Up to 80% of Canadian police forces submitted cybercrime statistics, offering a valuable trove of data on the damage caused by cybercrime, from fraud, to online threats, to child pornography and violent abuse.
The results, which span a population of 27.5 million people for the year 2012 (the latest year for which data is available), show that cybercrime is far from being anonymous and victimless.
Cybercrime affects large numbers of people in a serious way (a total of 9,084 crimes were serious enough to be reported to police, or 33 cybercrimes per 100,000 population).
Worse, some serious cybercrimes are most commonly perpetrated by friends and acquaintances of the victims.
More than three-quarters (76%) of all accused were men, with teenagers and young men most often accused of intimidatory and sexual cybercrimes.
The rates of prosecution for different cybercrimes make for depressing reading – with just 6% of frauds leading to an accused being detained by police.
A larger percentage of accused were detained in investigations relating to intimidation and sexual violations, but fraud made up the majority of cybercrime across all Canadian forces.
Fraud accounted for more than half of cybercrimes reported to the police in Canada – 54%.
Taking into account other property violations (including identity theft, which constituted 4.6% of cybercrimes), property violations came to 61% of all cybercrime reported across forces participating in the study.
Threats of violence were a surprisingly common – and often under-reported – element of cybercrime, constituting one in five police-reported cybercrimes in the period under study, totaling 1,839 incidents.
Threats and harassment were the province of young cybercriminals.
More than one-quarter (28%) of those accused of intimidation violations were under the age of 18, with the proportion of accused declining with increasing age.
Perhaps the most shocking statistics in the police report related to offenders accused of violent cyber offenses – where a high number of victims know their accused attackers.
Victims were often young – 42% of victims of violent incidents involving a cybercrime identified by police were aged 17 and under, while 17% of victims were aged 18 to 24 – and attackers, using intimidation or threats, were people they knew.
Overall, almost three-quarters (73%) of victims of violent incidents associated with a cybercrime knew the accused.

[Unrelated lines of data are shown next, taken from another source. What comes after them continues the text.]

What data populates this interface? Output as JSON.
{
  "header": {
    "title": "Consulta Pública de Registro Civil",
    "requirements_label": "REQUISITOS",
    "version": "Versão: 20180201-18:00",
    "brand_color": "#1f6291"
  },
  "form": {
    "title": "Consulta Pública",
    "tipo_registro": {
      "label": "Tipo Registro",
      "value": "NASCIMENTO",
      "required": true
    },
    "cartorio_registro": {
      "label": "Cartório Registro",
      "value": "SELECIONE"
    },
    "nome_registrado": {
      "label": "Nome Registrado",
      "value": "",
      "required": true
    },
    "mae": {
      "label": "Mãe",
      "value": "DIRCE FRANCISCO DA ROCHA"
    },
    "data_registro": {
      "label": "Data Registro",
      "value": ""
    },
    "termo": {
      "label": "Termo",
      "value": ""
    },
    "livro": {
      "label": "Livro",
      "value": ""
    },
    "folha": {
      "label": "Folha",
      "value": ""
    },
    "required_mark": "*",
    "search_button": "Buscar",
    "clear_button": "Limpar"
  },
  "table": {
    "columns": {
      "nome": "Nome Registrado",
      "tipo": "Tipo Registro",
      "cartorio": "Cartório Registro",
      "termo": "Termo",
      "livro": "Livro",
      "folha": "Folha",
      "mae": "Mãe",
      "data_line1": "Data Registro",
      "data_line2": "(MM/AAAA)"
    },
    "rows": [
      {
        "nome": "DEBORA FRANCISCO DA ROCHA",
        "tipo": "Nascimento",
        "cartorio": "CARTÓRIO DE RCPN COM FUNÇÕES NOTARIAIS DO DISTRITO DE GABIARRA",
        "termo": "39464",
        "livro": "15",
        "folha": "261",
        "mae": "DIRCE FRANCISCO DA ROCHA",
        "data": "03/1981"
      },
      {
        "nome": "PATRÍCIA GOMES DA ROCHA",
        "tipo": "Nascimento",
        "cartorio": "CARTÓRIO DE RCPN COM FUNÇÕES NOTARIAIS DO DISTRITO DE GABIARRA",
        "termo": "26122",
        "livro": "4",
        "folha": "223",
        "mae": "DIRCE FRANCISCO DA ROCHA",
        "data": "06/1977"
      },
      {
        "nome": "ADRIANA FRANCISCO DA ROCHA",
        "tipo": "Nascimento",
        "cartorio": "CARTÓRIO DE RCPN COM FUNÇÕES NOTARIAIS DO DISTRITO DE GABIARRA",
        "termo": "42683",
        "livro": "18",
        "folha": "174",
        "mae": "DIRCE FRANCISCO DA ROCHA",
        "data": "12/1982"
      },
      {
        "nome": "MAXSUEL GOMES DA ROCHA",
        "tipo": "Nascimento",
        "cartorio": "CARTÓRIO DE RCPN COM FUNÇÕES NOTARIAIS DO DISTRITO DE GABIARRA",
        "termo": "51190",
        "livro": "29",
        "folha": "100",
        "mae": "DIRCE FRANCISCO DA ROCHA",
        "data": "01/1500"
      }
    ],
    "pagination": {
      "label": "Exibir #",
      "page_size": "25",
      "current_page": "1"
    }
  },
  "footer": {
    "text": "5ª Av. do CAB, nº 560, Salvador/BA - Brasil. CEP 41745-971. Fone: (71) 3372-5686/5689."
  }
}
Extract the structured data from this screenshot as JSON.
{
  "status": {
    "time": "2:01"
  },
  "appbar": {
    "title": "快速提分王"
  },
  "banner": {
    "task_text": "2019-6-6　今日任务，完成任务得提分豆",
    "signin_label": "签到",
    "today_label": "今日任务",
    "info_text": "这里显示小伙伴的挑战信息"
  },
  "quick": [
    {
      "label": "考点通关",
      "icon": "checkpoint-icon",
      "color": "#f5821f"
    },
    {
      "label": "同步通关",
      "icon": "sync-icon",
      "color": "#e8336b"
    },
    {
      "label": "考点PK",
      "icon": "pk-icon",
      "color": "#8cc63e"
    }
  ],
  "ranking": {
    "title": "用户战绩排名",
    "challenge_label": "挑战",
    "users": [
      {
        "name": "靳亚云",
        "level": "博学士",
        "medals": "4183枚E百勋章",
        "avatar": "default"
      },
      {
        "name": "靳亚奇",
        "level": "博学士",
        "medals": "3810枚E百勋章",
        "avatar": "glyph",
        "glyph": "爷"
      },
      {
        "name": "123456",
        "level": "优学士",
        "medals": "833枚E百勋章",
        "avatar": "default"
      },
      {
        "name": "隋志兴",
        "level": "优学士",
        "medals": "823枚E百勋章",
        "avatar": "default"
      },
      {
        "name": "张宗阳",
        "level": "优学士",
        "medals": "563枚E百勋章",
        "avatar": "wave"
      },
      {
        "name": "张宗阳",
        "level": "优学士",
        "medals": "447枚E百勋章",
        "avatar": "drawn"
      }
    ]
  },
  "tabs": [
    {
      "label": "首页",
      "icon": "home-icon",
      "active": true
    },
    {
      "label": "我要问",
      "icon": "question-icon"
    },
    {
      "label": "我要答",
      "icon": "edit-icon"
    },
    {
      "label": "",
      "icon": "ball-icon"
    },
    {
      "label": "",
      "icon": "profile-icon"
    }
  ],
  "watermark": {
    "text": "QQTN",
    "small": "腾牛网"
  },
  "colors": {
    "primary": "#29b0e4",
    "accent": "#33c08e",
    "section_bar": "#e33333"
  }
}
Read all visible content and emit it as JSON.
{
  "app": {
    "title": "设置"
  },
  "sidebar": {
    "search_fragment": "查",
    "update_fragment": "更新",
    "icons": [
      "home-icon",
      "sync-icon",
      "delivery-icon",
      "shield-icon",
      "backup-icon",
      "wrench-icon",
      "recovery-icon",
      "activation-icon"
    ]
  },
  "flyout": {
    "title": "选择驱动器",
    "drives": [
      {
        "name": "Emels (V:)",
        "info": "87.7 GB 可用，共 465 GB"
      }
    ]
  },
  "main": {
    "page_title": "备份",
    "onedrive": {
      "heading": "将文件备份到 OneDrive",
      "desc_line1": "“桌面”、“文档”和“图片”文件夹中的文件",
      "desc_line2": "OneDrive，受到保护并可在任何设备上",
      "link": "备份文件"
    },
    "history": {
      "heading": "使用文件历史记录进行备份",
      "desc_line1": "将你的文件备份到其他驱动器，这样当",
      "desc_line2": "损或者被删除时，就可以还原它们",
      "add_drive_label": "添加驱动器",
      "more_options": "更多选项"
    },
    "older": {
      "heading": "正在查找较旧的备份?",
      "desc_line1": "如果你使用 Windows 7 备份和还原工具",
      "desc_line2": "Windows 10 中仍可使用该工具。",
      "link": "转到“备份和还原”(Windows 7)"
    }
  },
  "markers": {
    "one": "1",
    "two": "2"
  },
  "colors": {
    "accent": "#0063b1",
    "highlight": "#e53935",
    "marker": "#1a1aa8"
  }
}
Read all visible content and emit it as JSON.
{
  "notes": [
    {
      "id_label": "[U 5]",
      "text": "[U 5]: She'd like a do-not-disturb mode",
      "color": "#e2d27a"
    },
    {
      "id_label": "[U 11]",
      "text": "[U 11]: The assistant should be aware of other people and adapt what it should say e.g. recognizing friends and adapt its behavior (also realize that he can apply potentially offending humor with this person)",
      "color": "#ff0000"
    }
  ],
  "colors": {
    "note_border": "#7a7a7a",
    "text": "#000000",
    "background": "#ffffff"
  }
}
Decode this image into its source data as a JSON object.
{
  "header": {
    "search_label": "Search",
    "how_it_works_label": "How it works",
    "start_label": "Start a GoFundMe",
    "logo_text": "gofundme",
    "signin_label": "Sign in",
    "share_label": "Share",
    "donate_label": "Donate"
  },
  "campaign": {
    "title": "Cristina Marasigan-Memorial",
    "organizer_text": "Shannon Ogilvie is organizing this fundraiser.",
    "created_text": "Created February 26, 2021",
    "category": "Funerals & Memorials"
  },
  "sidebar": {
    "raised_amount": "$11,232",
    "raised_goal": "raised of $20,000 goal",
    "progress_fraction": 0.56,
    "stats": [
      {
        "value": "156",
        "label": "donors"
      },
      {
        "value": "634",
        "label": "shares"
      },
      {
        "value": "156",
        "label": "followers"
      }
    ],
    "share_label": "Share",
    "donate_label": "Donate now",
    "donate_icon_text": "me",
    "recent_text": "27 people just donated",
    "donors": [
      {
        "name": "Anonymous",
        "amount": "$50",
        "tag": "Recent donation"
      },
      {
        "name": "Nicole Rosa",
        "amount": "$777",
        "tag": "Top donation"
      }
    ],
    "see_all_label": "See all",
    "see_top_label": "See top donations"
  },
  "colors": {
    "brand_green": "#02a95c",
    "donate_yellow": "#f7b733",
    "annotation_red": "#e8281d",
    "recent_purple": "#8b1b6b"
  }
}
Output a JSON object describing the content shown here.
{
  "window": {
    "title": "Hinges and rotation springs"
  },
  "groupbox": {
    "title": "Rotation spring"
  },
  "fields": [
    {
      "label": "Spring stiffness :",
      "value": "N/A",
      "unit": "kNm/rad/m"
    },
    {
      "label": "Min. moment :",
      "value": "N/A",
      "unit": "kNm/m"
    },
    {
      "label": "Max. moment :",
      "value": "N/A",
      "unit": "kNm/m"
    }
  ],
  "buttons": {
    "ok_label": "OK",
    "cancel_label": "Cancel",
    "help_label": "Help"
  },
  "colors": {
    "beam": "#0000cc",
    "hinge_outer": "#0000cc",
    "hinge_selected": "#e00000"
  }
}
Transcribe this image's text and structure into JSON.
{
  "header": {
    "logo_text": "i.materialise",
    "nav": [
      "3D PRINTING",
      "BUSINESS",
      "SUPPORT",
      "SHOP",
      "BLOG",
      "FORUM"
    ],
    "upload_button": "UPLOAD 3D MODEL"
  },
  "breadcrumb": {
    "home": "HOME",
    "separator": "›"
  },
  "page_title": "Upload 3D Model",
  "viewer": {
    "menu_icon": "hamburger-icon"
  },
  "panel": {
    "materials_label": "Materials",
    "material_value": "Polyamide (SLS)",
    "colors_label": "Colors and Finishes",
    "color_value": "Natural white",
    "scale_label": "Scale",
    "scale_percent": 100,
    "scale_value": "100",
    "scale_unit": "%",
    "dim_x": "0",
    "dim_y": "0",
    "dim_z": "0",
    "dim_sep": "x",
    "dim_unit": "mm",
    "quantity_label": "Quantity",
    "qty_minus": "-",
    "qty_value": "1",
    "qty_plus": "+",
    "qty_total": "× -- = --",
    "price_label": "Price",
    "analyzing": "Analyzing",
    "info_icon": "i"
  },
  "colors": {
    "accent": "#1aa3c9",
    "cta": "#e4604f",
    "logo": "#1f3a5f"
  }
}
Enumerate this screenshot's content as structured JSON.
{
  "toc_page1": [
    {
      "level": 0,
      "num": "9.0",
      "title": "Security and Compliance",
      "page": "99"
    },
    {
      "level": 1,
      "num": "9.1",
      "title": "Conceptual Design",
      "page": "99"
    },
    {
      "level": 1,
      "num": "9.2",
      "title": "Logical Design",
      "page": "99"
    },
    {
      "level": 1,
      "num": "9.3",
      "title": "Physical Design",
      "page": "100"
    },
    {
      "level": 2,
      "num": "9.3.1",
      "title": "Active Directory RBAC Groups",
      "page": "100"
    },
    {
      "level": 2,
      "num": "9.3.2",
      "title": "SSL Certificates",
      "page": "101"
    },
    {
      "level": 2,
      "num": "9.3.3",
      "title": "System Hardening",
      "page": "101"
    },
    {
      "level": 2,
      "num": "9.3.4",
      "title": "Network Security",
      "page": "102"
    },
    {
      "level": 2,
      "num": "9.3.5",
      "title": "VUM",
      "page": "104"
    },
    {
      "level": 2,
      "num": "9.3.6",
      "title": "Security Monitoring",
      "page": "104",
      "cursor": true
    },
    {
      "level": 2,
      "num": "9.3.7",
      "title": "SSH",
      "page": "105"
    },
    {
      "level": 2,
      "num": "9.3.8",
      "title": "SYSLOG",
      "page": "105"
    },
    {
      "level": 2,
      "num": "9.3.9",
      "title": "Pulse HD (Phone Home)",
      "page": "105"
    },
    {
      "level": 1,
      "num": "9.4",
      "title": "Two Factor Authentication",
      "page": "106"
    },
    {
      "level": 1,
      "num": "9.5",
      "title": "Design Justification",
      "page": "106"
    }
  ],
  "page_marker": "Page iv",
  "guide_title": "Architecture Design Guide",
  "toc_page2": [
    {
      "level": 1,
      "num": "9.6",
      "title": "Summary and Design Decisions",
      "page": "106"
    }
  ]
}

For most incidents, the accused was known to the victim as a friend or acquaintance (45%), a current or former intimate partner (24%) or a family member (5%).
Child pornography and luring children for sexual purposes was a depressingly significant undercurrent to Canada’s cybercrime statistics – with nearly 16% of police-reported cybercrimes involving sexual threats to a child or child pornography.
In 2012, police reported 1,441 incidents of cybercrime relating to sexual violation – and charges were brought in a quarter of those cases.
Luring a child via a computer made up 6% of all police-reported cybercrimes, while child pornography-related offenses, which include accessing, possessing, producing and distributing child pornography, accounted for 9% of reported cybercrimes.
In the case of cybercrimes of a sexual nature, males accounted for 94% of accused identified by police.
Men accused of these crimes tended to be slightly older 22% of those accused of sexual cybercrimes were aged 25 to 34, the largest proportion among age groups.
Police services covering 80% of the population of Canada reported cybercrime data to the Canadian Centre for Justice Statistics in 2012 through the Incident-based Uniform Crime Reporting Survey (UCR2.2). Data from Saint John, Québec, Toronto, Calgary, and the Ontario Provincial Police were not available and thus were not included in this analysis.
Author Rob Waugh, We Live Security